The screening is curated by Chima Okerenkwo.

“The Archive: Queer Nigerians”, Simisolaoluwa Akande, 25’ (2023)
With Nigerian queer history erased from the national narrative of Nigeria, queer Nigerians in the UK gather to tell their stories, documenting their experiences so they can never be erased again.

“The Water Murmurs”, Story Chen, 15’ (2022)
When an asteroid hits the Earth leading to underwater volcanic eruptions, the inhabitants of a small riverside town start to flee inland. Before she leaves, Nian decides to say goodbye to her childhood friend. Her memories of the town start to become clearer and clearer in her mind on this journey.

“Dizzy”, Juliet Carpenter, 12’ (2022)
Set in a disquieting bedroom, ‘Dizzy’ follows a woman who repeatedly performs the Epley maneuver, a medical exercise designed to relieve the sufferer from the symptoms of vertigo. Her performance-therapy is only broken by trips down a spiral staircase to visit a mysterious infant in a bassinet. The film’s uncanny atmosphere, coupled with meticulous camera movements and distinctive sound design, imbue it with a mesmerizing quality. It delves into thought-provoking themes, challenging concepts of patriarchal suppression and exploring the notion of female hysteria.

“Pacific Club”, Valentin Noujaïm, 17’ (2023)
In 1979, the Pacific Club was opened in the basement of La Défense - the business district of Paris. It was the first nightclub for Arabs from the suburbs; a parallel world of dance, sweat, young loves, and one-night utopias. Azedine, 17 years old at the time, tells us the forgotten story of this club and of this generation who dreamed of integrating into France but who soon came face to face with racism, the AIDS epidemic and heroin.

“Crashing Waves”, Lucy Kerr, 19’ (2021)
‘Crashing Waves’ follows a testimony from a stunt performer who reflects on both the ecstasy and peril involved in their labor to defy gravity. While images produced for Hollywood appear slick and controlled, the performer’s testimony reveals otherwise, as they parse out all of the elements that go into a car crashing off a cliff into water for a TV show, unfolding the months of labor, training and danger that the stunt involved and contingent on capitalist, patriarchal hierarchies in the film industry.

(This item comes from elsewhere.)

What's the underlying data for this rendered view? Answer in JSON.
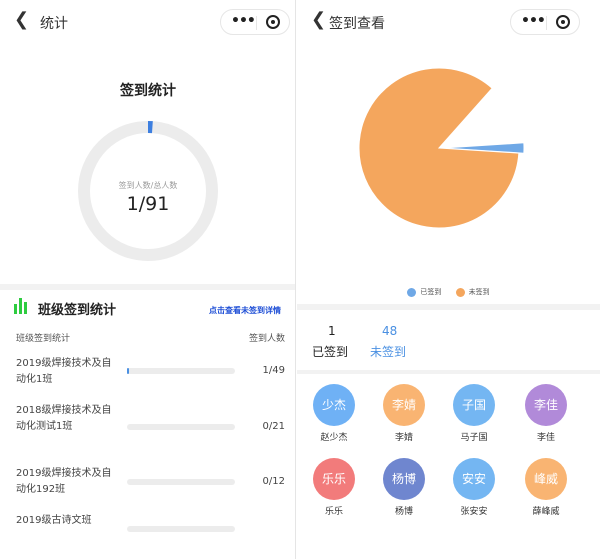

“Phalène”, Sarah-Anaïs Desbenoit, 22’ (2022)
Twin sisters live in complete symbiotic isolation. Every gesture in their life is perfectly synchronized. One day something changes and they are forced to embark on an adventurous journey to regain their normality.
With its visually striking and meticulously orchestrated presentation, the universe of ‘Phalène’ offers a journey into a realm shaped by Desbenoit’s unique vision and sensitivity.